What’s it all about? On a page entitled ‘Why Indigenous Tourism?’ of a website devoted to the Red Indígena de Turismo de México (Network of Mexican Indigenous Tourism), the first paragraph cuts right to the chase:
“For rural and indigenous companies, venturing into the tourism industry is like beginning an endless and ongoing process of developing specific skills and strategies, and then of recognizing that one must still engage in a constant struggle to try not to be excluded from the market. Despite indigenous tourism’s greatest strength being the distinguishing qualities it offers to and shares with tourists, this advantage is not decisive in positioning an indigenous tourism company, as the company’s survival is limited by its ability to sustain a steady income, promote itself, disseminate information and plan ahead.”
In short, in a world that jumps first and highest at anything shiny and new, the road to success can be very slow for organizations that represent the beauty of adobe and yesteryear.
While what indigenous tourism operators offer is certainly increasingly in demand – the experience of traditional lifestyles, deep insight into ancient cultures and practices, a chance to live history – it still caters to a relatively small minority of travelers. Just as importantly, it purposefully endeavors not to attract mass tourism numbers, as the social, cultural and environmental sustainability of the indigenous hosts’ own lifestyles is as much a part of the equation as the economic value of the public outreach.
Challenging topics such as this and a great deal more will be part of the discussion during Indigenous Peoples Week, which takes place from August 5 to 11, 2013. It purposefully includes August 9th, which is International Day of the World’s Indigenous Peoples, established by the United Nations as a way to celebrate the stories, cultures and unique identities of indigenous peoples around the world.
A Storytelling Unconference
This year’s Indigenous Peoples Week is the third annual gathering (we wrote about it the last two years too), the goal of which continues to be to raise awareness of indigenous tourism options for travelers and to improve digital literacy skills among the indigenous tourism providers themselves.
As a free, open and online unconference, Indigenous Peoples Week makes it easy to take part.
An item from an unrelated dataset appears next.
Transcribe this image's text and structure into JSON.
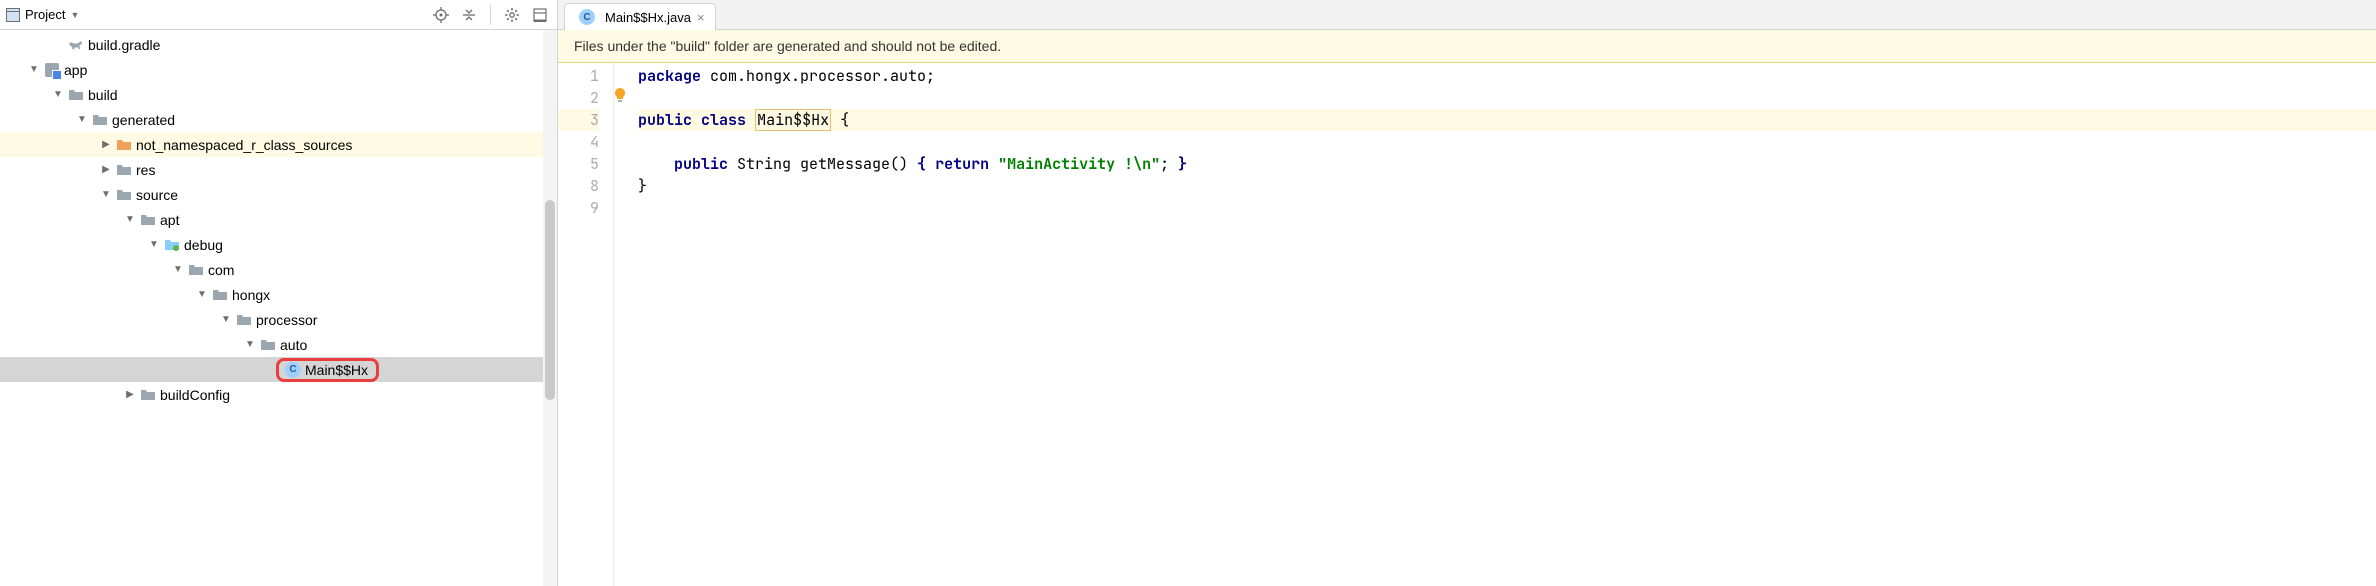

Everyone’s invited, of course. The circle of conversation includes both indigenous and non-indigenous partners, as long as there’s an interest or practice in the primary subject, as well as subjects like nature conservation, crafts, cultural heritage and history, food and storytelling. Special thought will be given to ‘gameification,’ which is to have fun during the event (and not to be confused with ‘gamification’), and controversies, or the frank exploration of issues critical to indigenous tourism.
In keeping with the desire to teach about digital media and use it to disseminate information about indigenous tourism, collaborative participation through social media and the web is strongly encouraged during Indigenous Peoples Week. This year the focus will be on monitoring the #IPW3 hashtag on Twitter, Facebook and Google+; scheduled candid exchanges using Google Hangouts on Air; and collaborative notetaking using Google docs.
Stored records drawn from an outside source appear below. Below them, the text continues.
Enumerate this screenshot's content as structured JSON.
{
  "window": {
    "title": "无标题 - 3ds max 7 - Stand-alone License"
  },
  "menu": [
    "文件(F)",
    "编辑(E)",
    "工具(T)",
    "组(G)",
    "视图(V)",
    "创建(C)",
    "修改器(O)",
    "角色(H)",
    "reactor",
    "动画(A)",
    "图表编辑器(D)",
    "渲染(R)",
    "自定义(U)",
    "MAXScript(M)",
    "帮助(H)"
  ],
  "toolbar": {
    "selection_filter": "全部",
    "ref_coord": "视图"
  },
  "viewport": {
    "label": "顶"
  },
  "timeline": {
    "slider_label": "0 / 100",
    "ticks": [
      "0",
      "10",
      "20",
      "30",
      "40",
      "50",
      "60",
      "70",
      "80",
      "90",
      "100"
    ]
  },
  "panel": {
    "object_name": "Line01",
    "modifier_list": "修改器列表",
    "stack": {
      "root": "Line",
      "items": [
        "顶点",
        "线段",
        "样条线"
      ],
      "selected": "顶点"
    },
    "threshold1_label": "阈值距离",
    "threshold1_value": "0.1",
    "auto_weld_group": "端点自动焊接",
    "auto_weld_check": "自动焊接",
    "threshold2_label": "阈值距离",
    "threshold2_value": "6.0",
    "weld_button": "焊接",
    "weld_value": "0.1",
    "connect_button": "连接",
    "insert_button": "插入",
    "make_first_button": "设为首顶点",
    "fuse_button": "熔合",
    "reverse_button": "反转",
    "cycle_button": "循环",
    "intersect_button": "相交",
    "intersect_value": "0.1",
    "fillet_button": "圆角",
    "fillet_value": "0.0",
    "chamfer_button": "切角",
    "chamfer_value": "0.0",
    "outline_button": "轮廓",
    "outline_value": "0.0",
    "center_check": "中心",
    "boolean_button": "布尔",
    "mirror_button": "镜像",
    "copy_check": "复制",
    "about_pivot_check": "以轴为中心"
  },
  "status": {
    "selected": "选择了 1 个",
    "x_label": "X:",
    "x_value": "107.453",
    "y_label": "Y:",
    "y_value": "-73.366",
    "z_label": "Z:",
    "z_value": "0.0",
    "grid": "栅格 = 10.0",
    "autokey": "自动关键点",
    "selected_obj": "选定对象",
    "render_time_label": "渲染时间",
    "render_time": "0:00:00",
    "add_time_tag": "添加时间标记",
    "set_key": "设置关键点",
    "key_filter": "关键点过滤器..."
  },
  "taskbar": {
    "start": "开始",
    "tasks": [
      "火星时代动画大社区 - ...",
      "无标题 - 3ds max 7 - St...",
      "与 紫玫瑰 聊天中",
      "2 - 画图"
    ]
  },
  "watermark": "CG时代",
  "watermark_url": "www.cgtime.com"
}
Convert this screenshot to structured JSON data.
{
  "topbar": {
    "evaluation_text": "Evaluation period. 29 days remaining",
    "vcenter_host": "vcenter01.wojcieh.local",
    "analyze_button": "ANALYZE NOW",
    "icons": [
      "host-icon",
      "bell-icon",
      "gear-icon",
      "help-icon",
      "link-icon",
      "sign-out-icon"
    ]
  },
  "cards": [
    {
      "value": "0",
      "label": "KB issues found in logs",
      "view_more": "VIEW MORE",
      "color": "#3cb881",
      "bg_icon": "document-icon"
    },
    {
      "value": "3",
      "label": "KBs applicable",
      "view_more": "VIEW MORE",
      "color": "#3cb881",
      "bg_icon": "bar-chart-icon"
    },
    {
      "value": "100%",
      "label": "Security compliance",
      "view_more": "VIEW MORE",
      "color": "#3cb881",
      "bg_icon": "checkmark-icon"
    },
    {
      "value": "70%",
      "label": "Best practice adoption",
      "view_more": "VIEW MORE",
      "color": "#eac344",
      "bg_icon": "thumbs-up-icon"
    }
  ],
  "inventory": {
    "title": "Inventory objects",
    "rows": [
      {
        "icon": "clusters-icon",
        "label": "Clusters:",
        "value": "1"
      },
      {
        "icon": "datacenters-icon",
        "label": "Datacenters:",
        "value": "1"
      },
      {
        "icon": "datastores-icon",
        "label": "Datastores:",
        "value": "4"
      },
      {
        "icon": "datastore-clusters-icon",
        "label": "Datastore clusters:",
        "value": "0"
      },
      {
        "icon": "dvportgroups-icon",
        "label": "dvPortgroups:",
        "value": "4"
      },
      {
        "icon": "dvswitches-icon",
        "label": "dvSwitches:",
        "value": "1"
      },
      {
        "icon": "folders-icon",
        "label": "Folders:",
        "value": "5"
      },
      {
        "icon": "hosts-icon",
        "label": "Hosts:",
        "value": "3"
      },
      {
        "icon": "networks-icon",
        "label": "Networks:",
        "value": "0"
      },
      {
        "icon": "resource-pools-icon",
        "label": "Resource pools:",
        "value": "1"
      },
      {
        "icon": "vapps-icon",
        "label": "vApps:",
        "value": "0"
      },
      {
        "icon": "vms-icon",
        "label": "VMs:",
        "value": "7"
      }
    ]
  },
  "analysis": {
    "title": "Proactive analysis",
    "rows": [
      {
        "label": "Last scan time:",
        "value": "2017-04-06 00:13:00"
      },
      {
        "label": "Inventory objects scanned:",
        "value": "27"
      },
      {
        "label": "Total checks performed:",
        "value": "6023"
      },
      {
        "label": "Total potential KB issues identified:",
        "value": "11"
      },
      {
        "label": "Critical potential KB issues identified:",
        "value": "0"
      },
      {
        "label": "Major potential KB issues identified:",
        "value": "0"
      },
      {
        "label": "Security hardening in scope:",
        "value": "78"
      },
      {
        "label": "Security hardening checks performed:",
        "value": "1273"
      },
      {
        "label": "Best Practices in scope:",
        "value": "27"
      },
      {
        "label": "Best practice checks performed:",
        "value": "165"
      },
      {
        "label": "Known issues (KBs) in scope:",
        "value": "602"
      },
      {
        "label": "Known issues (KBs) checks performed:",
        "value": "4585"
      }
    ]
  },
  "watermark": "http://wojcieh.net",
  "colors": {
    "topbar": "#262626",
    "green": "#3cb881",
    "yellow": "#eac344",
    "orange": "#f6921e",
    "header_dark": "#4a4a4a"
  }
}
New This Year
When asked to share his thoughts about how Indigenous Peoples Week had grown since its inception, Ron Mader of Planeta.com, the engine behind the weeklong happening, reported that, “In reflection, Year One (2011) was about establishing presence, putting the topics into context. Year two (2012) built on that awareness and showcased individual efforts around the world. In 2013 we’re continuing to build not only on previous Indigenous Peoples Weeks, but also the discussion of indigenous peoples during February’s Responsible Tourism Week.”
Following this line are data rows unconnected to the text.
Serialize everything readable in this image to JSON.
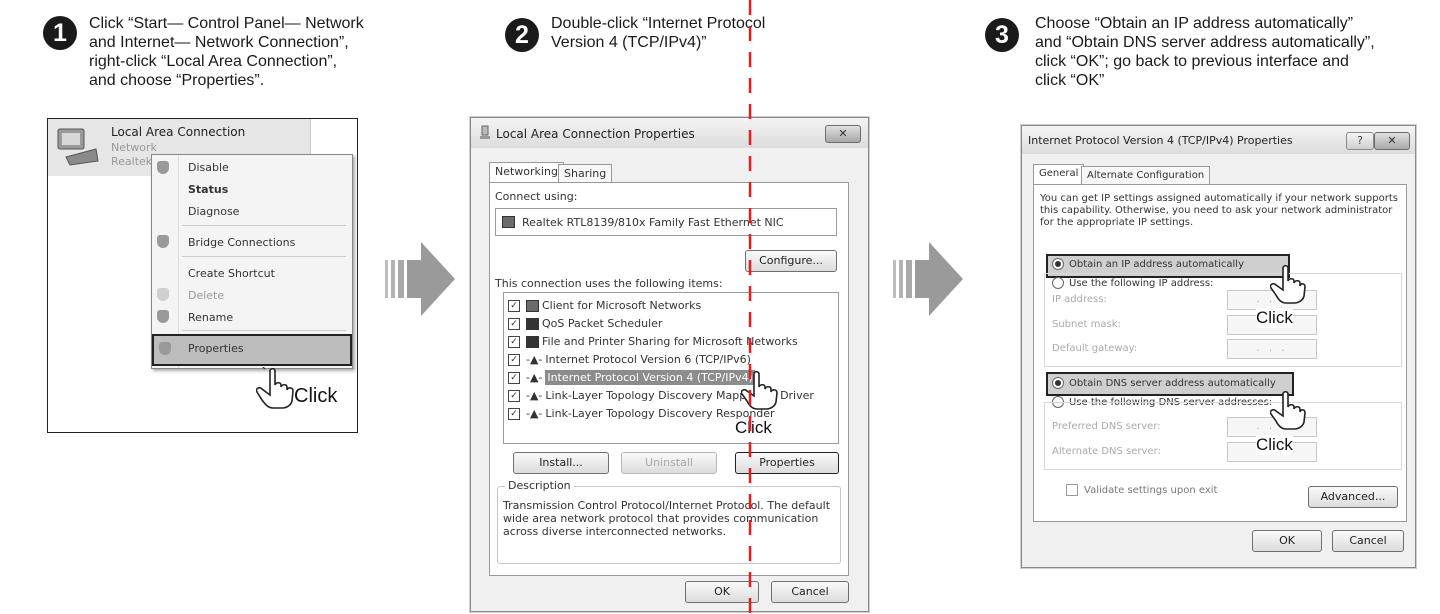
{
  "steps": [
    {
      "number": "1",
      "lines": [
        "Click “Start— Control Panel— Network",
        "and Internet— Network Connection”,",
        "right-click “Local Area Connection”,",
        "and choose “Properties”."
      ]
    },
    {
      "number": "2",
      "lines": [
        "Double-click “Internet Protocol",
        "Version 4 (TCP/IPv4)”"
      ]
    },
    {
      "number": "3",
      "lines": [
        "Choose “Obtain an IP address automatically”",
        "and “Obtain DNS server address automatically”,",
        "click “OK”; go back to previous interface and",
        " click “OK”"
      ]
    }
  ],
  "click_label": "Click",
  "panel1": {
    "connection_title": "Local Area Connection",
    "connection_sub1": "Network",
    "connection_sub2": "Realtek",
    "menu": [
      "Disable",
      "Status",
      "Diagnose",
      "Bridge Connections",
      "Create Shortcut",
      "Delete",
      "Rename",
      "Properties"
    ]
  },
  "panel2": {
    "title": "Local Area Connection Properties",
    "close": "✕",
    "tabs": [
      "Networking",
      "Sharing"
    ],
    "connect_using_label": "Connect using:",
    "adapter": "Realtek RTL8139/810x Family Fast Ethernet NIC",
    "configure_btn": "Configure...",
    "items_label": "This connection uses the following items:",
    "items": [
      "Client for Microsoft Networks",
      "QoS Packet Scheduler",
      "File and Printer Sharing for Microsoft Networks",
      "Internet Protocol Version 6 (TCP/IPv6)",
      "Internet Protocol Version 4 (TCP/IPv4)",
      "Link-Layer Topology Discovery Mapper I/O Driver",
      "Link-Layer Topology Discovery Responder"
    ],
    "install_btn": "Install...",
    "uninstall_btn": "Uninstall",
    "properties_btn": "Properties",
    "description_label": "Description",
    "description": "Transmission Control Protocol/Internet Protocol. The default wide area network protocol that provides communication across diverse interconnected networks.",
    "ok_btn": "OK",
    "cancel_btn": "Cancel"
  },
  "panel3": {
    "title": "Internet Protocol Version 4 (TCP/IPv4) Properties",
    "help": "?",
    "close": "✕",
    "tabs": [
      "General",
      "Alternate Configuration"
    ],
    "intro": "You can get IP settings assigned automatically if your network supports this capability. Otherwise, you need to ask your network administrator for the appropriate IP settings.",
    "obtain_ip": "Obtain an IP address automatically",
    "use_ip": "Use the following IP address:",
    "ip_address": "IP address:",
    "subnet_mask": "Subnet mask:",
    "default_gateway": "Default gateway:",
    "obtain_dns": "Obtain DNS server address automatically",
    "use_dns": "Use the following DNS server addresses:",
    "preferred_dns": "Preferred DNS server:",
    "alternate_dns": "Alternate DNS server:",
    "validate": "Validate settings upon exit",
    "advanced_btn": "Advanced...",
    "ok_btn": "OK",
    "cancel_btn": "Cancel",
    "field_dots": ". . ."
  }
}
Specifically, Mader advised that this year he’d like to see the assembly of two resources: first, a top-10 list of indigenous tourism experiences for first-time visitors to places including Las Vegas, USA, Mexico and Australia; and second, a top-10 playlist of programs and podcasts about indigenous culture and tourism.
Mader would also like to review the long-term financial sustainability of Indigenous Peoples Week, which thus far has been mostly free. He wonders how to step beyond the important emotional boost he got when, as a function of Indigenous Peoples Week 2012, he was invited to facilitate a workshop at the 11th meeting of the Conference of the Parties to the Convention on Biological Diversity, which was webcast live from Hyderabad, India.
“That might not sound like much,” continued Mader, “but it means the world to me. We were able to bridge not only the natural and virtual worlds via face-to-face networking and livestreaming video, but we were able to deepen the dialogue among activists for indigenous concerns and tourism. Frankly, the activists have been right and quite able to criticize exploitation in tourism, but they have a limited skill set when it comes to finding and developing benefits through tourism. The workshop presented in Hyderabad showed practical examples from leading companies run by indigenous peoples and working with indigenous peoples.”
How You Can Participate in Indigenous Peoples Week
Whatever you do, there’s no need to wait until next Monday. The #IPW3 conversations have already begun. This week, next week and all throughout the year, you might:
* Be engaged. Facilitate the creation of an event around indigenous culture: organize a local walk; support staff, students and colleagues with resources; allocate time for an indigenous language class.
* Take part in more indigenous tourism. Book tours or visits with indigenous guides and tour companies that engage directly with indigenous communities. Plan time in museums that showcase or work with indigenous peoples. Support indigenous artists and artisans by buying their work, directly from them if possible.
* Share the word. Write and publish a story about your own indigenous culture or your first (or enduring) contact with another one. Comment on other stories you find that do the same. Create and share bi- or multilingual posters for Indigenous Peoples Week.
* Be attentive, be creative, be generous, be curious and be empathetic.